My Lords, the noble Lord, Lord Lee, is right that this is a damning indictment of the situation in single-living accommodation. There is no doubt that a lot of the single-living accommodation onshore for the military is not really up to standard, and we have to put a major effort into this. I have to say that, in the naval sense, the best place for single-living accommodation is at sea, but sadly we have too few ships to have many of them there. I am sure the Minister would agree that more ships would be a good idea. The report really is a damning indictment, though, and is it not true that it was rather sneaked out? If the noble Lord had not brought this to my attention, for example, I would have been completely unaware that such an appalling report had been produced.
My Lords, to take the noble Lord’s last point first, I would observe that this is an internal report so there is not an obligation to publish, but it is important that it is in the public domain. I have already reassured your Lordships that, following the report being made available to the MoD, immediate steps were taken to progress recommendations, and that has been done to very good effect. On the specific issue that the noble Lord raises about single-living accommodation, I entirely support his desire to have a well-structured Royal Navy, which I believe we have, but I want it to be attending to front-line activity, not being a B&B facility. I say to him with reference to single-living accommodation that, in the last decade, 50,000 bed spaces have been delivered through a modernisation programme. He will possibly be aware that, in the financial year 2018-19, £4 million was programmed on SLA fire safety works, and in addition £9 million has been programmed on SLA refurbishment works that include fire safety upgrades.

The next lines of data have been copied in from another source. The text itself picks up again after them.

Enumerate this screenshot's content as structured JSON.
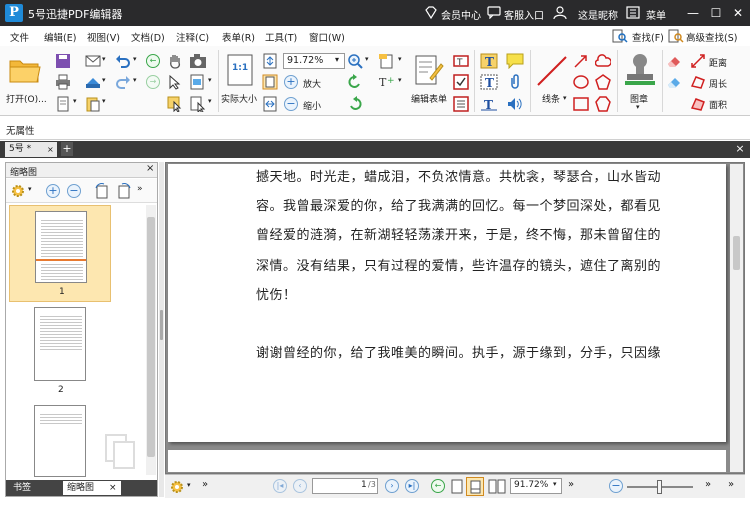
{
  "app": {
    "title": "5号迅捷PDF编辑器",
    "logo_letter": "P"
  },
  "titlebar": {
    "member": "会员中心",
    "support": "客服入口",
    "user": "这是昵称",
    "menu": "菜单"
  },
  "menu": [
    "文件",
    "编辑(E)",
    "视图(V)",
    "文档(D)",
    "注释(C)",
    "表单(R)",
    "工具(T)",
    "窗口(W)"
  ],
  "menu_right": {
    "find": "查找(F)",
    "advanced_find": "高级查找(S)"
  },
  "ribbon": {
    "open": "打开(O)...",
    "actual_size": "实际大小",
    "zoom_value": "91.72%",
    "zoom_in": "放大",
    "zoom_out": "缩小",
    "edit_form": "编辑表单",
    "line": "线条",
    "stamp": "图章",
    "distance": "距离",
    "perimeter": "周长",
    "area": "面积",
    "one_to_one": "1:1"
  },
  "props": {
    "label": "无属性"
  },
  "tabs": {
    "doc_tab": "5号 *",
    "add": "+",
    "close": "×"
  },
  "thumbnails": {
    "title": "缩略图",
    "close": "×",
    "pages": [
      {
        "label": "1"
      },
      {
        "label": "2"
      }
    ]
  },
  "left_bottom_tabs": {
    "bookmarks": "书签",
    "thumbnails": "缩略图",
    "close": "×"
  },
  "document": {
    "lines": [
      "撼天地。时光走，蜡成泪，不负浓情意。共枕衾，琴瑟合，山水皆动",
      "容。我曾最深爱的你，给了我满满的回忆。每一个梦回深处，都看见",
      "曾经爱的涟漪，在新湖轻轻荡漾开来，于是，终不悔，那未曾留住的",
      "深情。没有结果，只有过程的爱情，些许温存的镜头，遮住了离别的",
      "忧伤！",
      "谢谢曾经的你，给了我唯美的瞬间。执手，源于缘到，分手，只因缘"
    ]
  },
  "navbar": {
    "page_input": "1",
    "page_total": "/3",
    "zoom": "91.72%"
  },
  "colors": {
    "titlebar": "#2a2a2c",
    "accent": "#1f8ad8",
    "selected_thumb": "#fde7b0",
    "doc_bg": "#8a8a8a"
  }
}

My Lords, we can be grateful that changes have been made, but how was it that the circumstances were allowed to arise in which the committee said there had been a lack of priority afforded to fire safety, major weaknesses and an unacceptable degradation of barracks? We ask our young men and women to risk life and limb in action. Surely we can go out of our way to ensure that they are safe in their own barracks.
I entirely agree with the noble Lord. The issues were identified in the AAR of 2016-17, when it was realised that steps had to be taken. Since then there has been a systematic review and efforts have been made, culminating in the excellent report that we have just been discussing, to provide the necessary safety and the improvements that we all want to see.

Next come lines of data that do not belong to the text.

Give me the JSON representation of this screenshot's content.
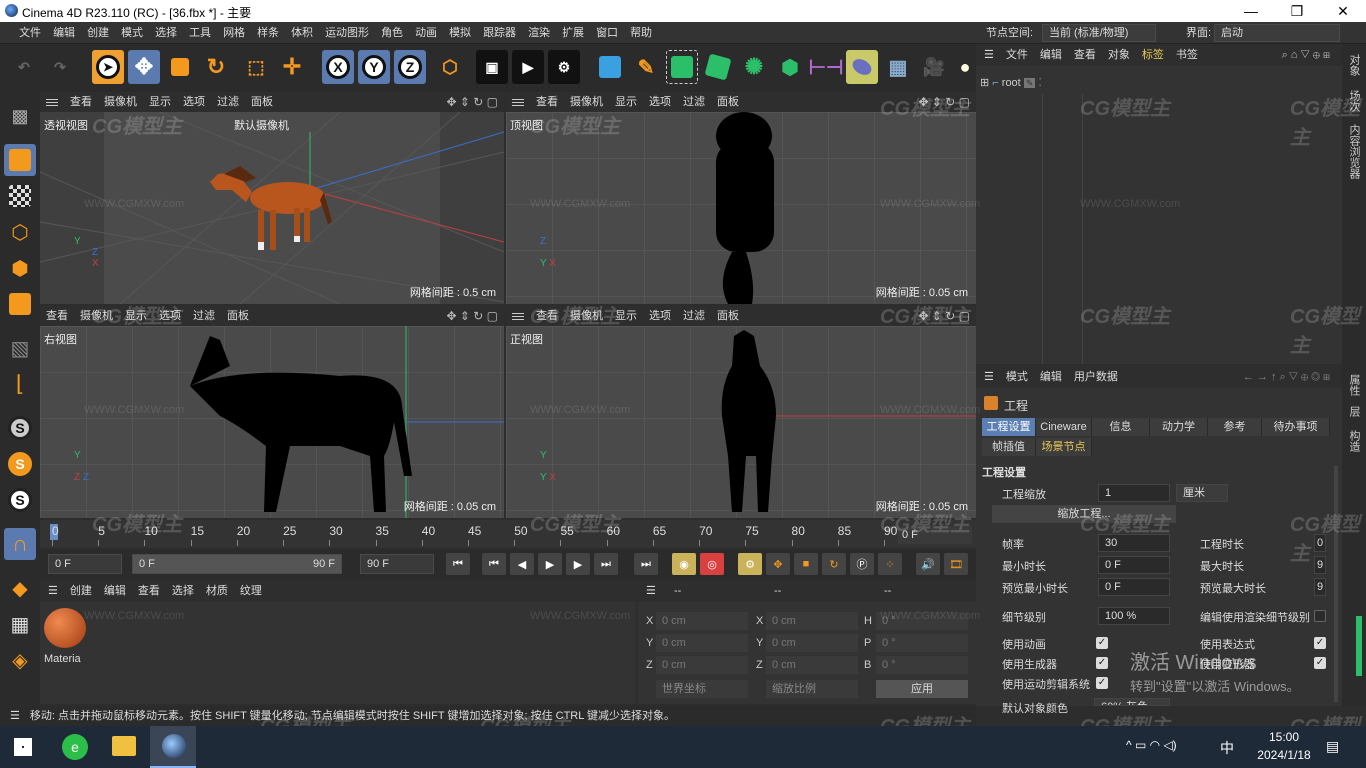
{
  "window": {
    "title": "Cinema 4D R23.110 (RC) - [36.fbx *] - 主要",
    "min": "—",
    "max": "❐",
    "close": "✕"
  },
  "menu": [
    "文件",
    "编辑",
    "创建",
    "模式",
    "选择",
    "工具",
    "网格",
    "样条",
    "体积",
    "运动图形",
    "角色",
    "动画",
    "模拟",
    "跟踪器",
    "渲染",
    "扩展",
    "窗口",
    "帮助"
  ],
  "node_space": {
    "label": "节点空间:",
    "value": "当前 (标准/物理)"
  },
  "interface": {
    "label": "界面:",
    "value": "启动"
  },
  "viewport_menu": [
    "查看",
    "摄像机",
    "显示",
    "选项",
    "过滤",
    "面板"
  ],
  "viewports": {
    "perspective": {
      "label": "透视视图",
      "camera": "默认摄像机",
      "grid": "网格间距 : 0.5 cm"
    },
    "top": {
      "label": "顶视图",
      "grid": "网格间距 : 0.05 cm"
    },
    "right": {
      "label": "右视图",
      "grid": "网格间距 : 0.05 cm"
    },
    "front": {
      "label": "正视图",
      "grid": "网格间距 : 0.05 cm"
    }
  },
  "timeline": {
    "ticks": [
      "0",
      "5",
      "10",
      "15",
      "20",
      "25",
      "30",
      "35",
      "40",
      "45",
      "50",
      "55",
      "60",
      "65",
      "70",
      "75",
      "80",
      "85",
      "90"
    ],
    "current": "0 F"
  },
  "transport": {
    "start": "0 F",
    "range_start": "0 F",
    "range_end": "90 F",
    "end": "90 F"
  },
  "material_panel": {
    "menu": [
      "创建",
      "编辑",
      "查看",
      "选择",
      "材质",
      "纹理"
    ],
    "material_name": "Materia"
  },
  "coord_panel": {
    "header": [
      "--",
      "--",
      "--"
    ],
    "rows": [
      {
        "a": "X",
        "av": "0 cm",
        "b": "X",
        "bv": "0 cm",
        "c": "H",
        "cv": "0 °"
      },
      {
        "a": "Y",
        "av": "0 cm",
        "b": "Y",
        "bv": "0 cm",
        "c": "P",
        "cv": "0 °"
      },
      {
        "a": "Z",
        "av": "0 cm",
        "b": "Z",
        "bv": "0 cm",
        "c": "B",
        "cv": "0 °"
      }
    ],
    "world": "世界坐标",
    "scale": "缩放比例",
    "apply": "应用"
  },
  "status": "移动: 点击并拖动鼠标移动元素。按住 SHIFT 键量化移动; 节点编辑模式时按住 SHIFT 键增加选择对象; 按住 CTRL 键减少选择对象。",
  "object_manager": {
    "menu": [
      "文件",
      "编辑",
      "查看",
      "对象",
      "标签",
      "书签"
    ],
    "root": "root"
  },
  "attributes": {
    "menu": [
      "模式",
      "编辑",
      "用户数据"
    ],
    "title": "工程",
    "tabs_row1": [
      "工程设置",
      "Cineware",
      "信息",
      "动力学",
      "参考",
      "待办事项"
    ],
    "tabs_row2": [
      "帧插值",
      "场景节点"
    ],
    "section": "工程设置",
    "scale_label": "工程缩放",
    "scale_value": "1",
    "scale_unit": "厘米",
    "scale_button": "缩放工程...",
    "fps_label": "帧率",
    "fps_value": "30",
    "duration_label": "工程时长",
    "duration_value": "0",
    "min_label": "最小时长",
    "min_value": "0 F",
    "max_label": "最大时长",
    "max_value": "9",
    "pmin_label": "预览最小时长",
    "pmin_value": "0 F",
    "pmax_label": "预览最大时长",
    "pmax_value": "9",
    "lod_label": "细节级别",
    "lod_value": "100 %",
    "render_lod_label": "编辑使用渲染细节级别",
    "use_anim": "使用动画",
    "use_expr": "使用表达式",
    "use_gen": "使用生成器",
    "use_deform": "使用变形器",
    "use_motion": "使用运动剪辑系统",
    "default_color_label": "默认对象颜色",
    "default_color_value": "60% 灰色"
  },
  "right_side_tabs": [
    "对象",
    "场次",
    "内容浏览器",
    "属性",
    "层",
    "构造"
  ],
  "activation": {
    "line1": "激活 Windows",
    "line2": "转到\"设置\"以激活 Windows。"
  },
  "taskbar": {
    "time": "15:00",
    "date": "2024/1/18",
    "ime": "中"
  },
  "watermark": {
    "logo": "CG模型主",
    "url": "WWW.CGMXW.com"
  }
}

My Lords, I read this report. I did not find it that clear at all; it was something of a bureaucratic emulsification. It was virtually impenetrable to the common reader and gave you the view that the sole answer to fire safety was the application of layers of bureaucracy. It reached something like the truth in paragraph 8.2, where it talked of people disillusioned and fatigued by the universally accepted situation that the infrastructure was underrepaired and underresourced and there was a complete absence of suitably qualified personnel. Does the Minister agree that this is another example of the Ministry of Defence attempting to bridge the gap between true capability and resources by the application of hope and risk?
I do not agree with the noble and gallant Lord at all. I think there is a widespread understanding across the Chamber that this report has been pivotal in ensuring that improvements have been forthcoming. I have some sympathy with him over the opacity of some of the language; I too struggled with the sea of acronyms. I finally got the department to provide a diagram for me showing who is doing what, who is responsible to whom and where they rest in the chain of command. I am very happy to put that diagram in the Library.